John McGahern talks about his latest collection of short stories titled 'High Ground'.
John McGahern published his first novel 'The Barracks' in 1963 and since then has produced five more books.
He came to maturity in an Ireland where artists were often persecuted by a hyper conservative society but he lives now in a changing Ireland that often seems to be persecuted by hyperactive artists.
His work tells the stories of spurned lovers, country people in Dublin and protestant families in border counties. This latest collection of short stories ‘High Ground’ goes a step further. While his work to date has largely taken the form of the novel, he has always been a fan of short stories.
I think we read writers. Not short stories or novels or sonnets and the quality of the writing is much more important than the quality of the form.
While ‘High Ground’ is a collection of individual short stories, John McGahern carries characters from story to story. This approach to the writing happened quite organically he believes that a writer does not choose his material. Rather the material chooses the writer.
Johnv McGahern, Highground (1985)
One particular family that feature in the collection is a Protestant family living in rural Ireland. The family while fictional are based on the Anglo-Irish figures that John McGahern learnt about growing up. He talks about how the Anglo-Irish used language differently to Irish people. His stories also feature ceremonies that were specific to a Protestant way of life that simply did not exist for Catholics. He also believes that Protestants had a freedom that Catholics did not have. One of the Protestant characters even used this freedom to become a Catholic.

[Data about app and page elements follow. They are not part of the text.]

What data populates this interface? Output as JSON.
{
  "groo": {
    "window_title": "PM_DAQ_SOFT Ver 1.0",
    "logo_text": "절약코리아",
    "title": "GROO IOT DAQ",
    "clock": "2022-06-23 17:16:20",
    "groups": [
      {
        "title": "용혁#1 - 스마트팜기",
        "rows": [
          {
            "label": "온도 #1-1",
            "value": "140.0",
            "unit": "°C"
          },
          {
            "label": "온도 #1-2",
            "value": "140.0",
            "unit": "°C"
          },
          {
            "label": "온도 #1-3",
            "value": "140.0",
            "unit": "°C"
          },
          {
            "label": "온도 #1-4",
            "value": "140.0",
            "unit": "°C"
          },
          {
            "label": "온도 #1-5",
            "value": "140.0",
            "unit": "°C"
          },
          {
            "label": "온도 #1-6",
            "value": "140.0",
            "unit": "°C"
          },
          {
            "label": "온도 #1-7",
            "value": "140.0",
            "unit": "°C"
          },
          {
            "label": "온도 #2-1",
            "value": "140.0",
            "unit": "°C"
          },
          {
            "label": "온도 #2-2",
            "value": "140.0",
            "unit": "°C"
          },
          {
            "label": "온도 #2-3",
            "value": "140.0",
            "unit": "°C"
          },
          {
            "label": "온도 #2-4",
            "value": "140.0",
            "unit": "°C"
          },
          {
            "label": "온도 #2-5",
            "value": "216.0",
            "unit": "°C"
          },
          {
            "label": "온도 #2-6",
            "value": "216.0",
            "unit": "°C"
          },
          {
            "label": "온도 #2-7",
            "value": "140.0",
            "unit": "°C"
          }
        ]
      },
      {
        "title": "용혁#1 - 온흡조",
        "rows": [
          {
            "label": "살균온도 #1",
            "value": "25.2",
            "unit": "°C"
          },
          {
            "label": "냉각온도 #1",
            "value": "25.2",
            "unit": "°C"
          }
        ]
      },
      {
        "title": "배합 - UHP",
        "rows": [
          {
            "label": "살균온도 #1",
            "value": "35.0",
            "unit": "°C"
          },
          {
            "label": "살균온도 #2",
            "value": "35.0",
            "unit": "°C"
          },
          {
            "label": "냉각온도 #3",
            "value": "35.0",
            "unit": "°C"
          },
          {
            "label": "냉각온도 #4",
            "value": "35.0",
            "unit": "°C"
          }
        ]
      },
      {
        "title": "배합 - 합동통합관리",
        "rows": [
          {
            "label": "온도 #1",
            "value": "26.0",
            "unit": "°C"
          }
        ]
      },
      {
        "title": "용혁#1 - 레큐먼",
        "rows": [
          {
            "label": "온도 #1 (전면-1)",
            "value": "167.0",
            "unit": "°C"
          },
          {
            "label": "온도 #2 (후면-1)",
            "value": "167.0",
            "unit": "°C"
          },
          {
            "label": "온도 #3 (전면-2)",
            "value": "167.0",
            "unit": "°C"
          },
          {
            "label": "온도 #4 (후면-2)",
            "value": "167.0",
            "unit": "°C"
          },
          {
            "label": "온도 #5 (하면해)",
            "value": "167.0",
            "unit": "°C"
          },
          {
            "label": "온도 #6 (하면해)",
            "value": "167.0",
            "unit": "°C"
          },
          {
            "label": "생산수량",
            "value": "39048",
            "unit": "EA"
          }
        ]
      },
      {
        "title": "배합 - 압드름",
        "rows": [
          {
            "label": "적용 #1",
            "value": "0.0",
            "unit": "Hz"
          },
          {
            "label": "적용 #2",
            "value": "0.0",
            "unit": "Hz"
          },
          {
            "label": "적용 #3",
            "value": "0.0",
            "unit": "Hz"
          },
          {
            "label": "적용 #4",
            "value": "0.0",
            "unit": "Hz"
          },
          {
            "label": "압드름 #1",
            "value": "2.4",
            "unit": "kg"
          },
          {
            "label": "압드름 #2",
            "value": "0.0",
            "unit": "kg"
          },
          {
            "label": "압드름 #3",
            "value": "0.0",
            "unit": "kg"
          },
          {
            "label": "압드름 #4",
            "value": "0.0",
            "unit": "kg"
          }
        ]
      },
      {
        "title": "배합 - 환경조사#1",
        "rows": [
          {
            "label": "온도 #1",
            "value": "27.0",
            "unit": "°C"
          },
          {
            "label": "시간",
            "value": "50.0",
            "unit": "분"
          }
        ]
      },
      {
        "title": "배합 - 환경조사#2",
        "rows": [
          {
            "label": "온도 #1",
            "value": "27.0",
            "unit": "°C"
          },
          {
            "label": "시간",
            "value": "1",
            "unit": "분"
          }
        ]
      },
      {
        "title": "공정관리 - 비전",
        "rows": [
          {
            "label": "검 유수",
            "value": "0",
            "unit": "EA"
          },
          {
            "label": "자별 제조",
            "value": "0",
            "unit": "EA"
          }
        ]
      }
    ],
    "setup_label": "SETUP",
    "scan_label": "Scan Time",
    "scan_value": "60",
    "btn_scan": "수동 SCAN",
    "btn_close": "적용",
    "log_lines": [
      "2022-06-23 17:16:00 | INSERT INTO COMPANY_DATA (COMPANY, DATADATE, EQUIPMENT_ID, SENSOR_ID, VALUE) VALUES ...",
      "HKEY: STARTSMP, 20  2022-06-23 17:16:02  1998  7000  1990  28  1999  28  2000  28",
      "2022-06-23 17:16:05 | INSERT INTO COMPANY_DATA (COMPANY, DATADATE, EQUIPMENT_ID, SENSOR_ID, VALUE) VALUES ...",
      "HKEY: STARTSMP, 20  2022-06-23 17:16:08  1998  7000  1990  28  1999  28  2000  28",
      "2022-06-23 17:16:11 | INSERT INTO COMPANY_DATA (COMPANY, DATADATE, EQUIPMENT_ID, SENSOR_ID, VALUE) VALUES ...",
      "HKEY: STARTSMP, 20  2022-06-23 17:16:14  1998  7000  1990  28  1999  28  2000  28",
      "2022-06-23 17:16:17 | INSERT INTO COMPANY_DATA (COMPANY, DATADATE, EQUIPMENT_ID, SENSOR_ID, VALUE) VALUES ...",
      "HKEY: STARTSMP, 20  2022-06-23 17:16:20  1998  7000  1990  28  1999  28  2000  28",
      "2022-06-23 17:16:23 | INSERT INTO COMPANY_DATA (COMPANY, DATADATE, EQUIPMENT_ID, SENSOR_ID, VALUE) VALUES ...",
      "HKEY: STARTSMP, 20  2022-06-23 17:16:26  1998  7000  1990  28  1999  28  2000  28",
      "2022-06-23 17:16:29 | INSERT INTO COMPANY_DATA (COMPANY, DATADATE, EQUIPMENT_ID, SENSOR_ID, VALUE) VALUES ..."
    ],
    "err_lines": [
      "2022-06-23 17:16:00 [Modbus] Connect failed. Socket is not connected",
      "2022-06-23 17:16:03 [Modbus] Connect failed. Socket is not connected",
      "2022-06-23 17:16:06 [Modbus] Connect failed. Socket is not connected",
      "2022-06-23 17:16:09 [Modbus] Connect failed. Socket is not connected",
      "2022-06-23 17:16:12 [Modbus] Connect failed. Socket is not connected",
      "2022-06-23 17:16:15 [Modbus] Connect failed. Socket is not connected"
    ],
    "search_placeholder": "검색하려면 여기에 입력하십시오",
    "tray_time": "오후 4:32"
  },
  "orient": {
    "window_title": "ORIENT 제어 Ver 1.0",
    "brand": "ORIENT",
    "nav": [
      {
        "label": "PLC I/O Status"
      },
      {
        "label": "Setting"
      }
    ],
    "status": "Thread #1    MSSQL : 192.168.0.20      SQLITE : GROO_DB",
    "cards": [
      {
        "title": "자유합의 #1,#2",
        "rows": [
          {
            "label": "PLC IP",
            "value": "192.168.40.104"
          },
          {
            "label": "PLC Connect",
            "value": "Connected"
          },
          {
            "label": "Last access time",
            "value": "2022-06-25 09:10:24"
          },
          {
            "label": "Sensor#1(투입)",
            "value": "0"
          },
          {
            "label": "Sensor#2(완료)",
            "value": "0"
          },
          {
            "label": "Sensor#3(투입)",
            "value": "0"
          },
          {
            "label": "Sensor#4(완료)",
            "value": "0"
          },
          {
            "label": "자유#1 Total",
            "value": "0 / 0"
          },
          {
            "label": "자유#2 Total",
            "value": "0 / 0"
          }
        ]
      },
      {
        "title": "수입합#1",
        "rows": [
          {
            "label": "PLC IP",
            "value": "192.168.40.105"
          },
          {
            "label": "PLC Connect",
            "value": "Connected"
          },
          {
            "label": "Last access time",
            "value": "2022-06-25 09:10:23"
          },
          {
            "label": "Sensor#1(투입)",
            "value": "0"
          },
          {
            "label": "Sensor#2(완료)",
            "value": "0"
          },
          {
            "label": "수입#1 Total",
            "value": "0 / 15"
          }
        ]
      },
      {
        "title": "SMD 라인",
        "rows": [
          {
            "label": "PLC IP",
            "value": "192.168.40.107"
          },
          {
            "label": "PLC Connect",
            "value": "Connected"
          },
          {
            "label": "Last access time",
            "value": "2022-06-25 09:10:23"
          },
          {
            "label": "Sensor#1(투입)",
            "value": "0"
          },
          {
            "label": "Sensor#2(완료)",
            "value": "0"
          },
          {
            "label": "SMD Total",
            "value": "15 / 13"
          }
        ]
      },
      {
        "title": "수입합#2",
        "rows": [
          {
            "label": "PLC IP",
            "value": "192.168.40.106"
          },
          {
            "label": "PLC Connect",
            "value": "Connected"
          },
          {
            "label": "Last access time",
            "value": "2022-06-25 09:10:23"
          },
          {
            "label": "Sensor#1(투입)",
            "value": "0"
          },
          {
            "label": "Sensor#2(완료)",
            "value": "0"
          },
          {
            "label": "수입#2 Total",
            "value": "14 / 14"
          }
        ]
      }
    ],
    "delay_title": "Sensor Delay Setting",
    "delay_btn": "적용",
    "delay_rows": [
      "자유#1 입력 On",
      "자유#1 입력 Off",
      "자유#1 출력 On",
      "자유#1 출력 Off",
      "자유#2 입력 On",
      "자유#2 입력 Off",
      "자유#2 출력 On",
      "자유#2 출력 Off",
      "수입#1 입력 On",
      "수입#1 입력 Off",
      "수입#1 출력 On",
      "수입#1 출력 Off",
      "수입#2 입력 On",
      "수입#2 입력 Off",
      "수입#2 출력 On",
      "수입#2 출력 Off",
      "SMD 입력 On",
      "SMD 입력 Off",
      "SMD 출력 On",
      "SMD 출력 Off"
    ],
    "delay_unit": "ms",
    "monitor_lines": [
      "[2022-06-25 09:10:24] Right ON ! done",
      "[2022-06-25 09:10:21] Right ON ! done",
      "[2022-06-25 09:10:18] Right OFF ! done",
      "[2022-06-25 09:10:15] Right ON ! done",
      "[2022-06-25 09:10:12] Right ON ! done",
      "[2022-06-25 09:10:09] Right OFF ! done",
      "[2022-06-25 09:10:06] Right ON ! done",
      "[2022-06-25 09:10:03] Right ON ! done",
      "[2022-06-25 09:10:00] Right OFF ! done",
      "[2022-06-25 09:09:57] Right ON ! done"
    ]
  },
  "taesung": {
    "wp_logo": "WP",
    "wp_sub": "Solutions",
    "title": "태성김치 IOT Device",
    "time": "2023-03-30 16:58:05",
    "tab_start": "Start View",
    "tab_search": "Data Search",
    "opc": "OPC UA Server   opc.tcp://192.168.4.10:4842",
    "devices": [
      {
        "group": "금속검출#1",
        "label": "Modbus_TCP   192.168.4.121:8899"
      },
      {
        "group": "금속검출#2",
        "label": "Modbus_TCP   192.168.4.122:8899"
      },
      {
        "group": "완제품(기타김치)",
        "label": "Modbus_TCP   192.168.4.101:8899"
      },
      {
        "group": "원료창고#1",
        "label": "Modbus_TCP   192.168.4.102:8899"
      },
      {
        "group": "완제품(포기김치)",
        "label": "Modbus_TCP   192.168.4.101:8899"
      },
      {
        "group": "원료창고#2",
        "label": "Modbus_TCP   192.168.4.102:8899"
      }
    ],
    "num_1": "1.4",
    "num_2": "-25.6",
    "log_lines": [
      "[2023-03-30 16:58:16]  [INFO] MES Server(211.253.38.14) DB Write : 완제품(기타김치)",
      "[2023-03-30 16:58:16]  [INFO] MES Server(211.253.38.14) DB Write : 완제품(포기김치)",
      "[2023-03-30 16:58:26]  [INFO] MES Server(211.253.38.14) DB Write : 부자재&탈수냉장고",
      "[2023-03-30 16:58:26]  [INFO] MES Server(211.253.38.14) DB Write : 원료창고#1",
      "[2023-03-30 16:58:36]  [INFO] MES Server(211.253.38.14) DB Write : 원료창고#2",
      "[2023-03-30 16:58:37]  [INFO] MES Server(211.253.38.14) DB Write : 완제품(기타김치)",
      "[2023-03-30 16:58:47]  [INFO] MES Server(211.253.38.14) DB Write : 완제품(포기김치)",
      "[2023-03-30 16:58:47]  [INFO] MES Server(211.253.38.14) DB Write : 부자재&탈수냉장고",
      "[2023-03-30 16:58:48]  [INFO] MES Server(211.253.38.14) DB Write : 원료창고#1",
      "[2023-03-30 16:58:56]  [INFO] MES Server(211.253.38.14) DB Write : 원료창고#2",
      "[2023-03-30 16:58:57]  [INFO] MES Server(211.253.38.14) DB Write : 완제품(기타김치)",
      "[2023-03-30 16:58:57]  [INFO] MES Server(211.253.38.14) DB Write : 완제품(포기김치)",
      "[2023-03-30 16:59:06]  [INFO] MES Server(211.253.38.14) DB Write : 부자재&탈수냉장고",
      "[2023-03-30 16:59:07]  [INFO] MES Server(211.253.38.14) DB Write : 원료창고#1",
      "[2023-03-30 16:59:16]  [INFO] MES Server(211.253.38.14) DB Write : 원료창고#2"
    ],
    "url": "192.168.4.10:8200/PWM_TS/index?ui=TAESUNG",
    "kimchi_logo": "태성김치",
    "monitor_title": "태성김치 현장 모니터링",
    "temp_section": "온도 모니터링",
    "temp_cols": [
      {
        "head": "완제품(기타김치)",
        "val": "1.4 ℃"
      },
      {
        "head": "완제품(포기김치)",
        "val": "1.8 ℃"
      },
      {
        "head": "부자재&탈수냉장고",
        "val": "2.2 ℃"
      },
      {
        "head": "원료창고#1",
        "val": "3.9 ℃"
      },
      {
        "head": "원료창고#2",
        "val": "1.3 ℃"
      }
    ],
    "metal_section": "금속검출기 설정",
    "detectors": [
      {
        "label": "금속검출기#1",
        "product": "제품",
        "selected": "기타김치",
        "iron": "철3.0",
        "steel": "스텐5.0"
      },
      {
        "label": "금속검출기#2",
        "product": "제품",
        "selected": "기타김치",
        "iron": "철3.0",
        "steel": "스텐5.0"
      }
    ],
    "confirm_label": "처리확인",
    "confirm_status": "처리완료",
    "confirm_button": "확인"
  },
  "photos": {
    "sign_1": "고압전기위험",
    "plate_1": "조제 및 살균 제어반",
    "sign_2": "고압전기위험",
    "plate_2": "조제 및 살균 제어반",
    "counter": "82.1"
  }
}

In the final story in the collection, John McGahern describes the bitterness and aggression in city pubs but denies it is a story about Patrick Kavanagh and his circle of friends.
This episode of ‘Exhibit A’ was broadcast on 16 December 1985. The presenter is Declan Kiberd.
'Exhibit A: The Arts Show' was a magazine style programme that looked at the arts in Ireland. Some episodes contained numerous features and reviews, while others focused on specific artists and art forms.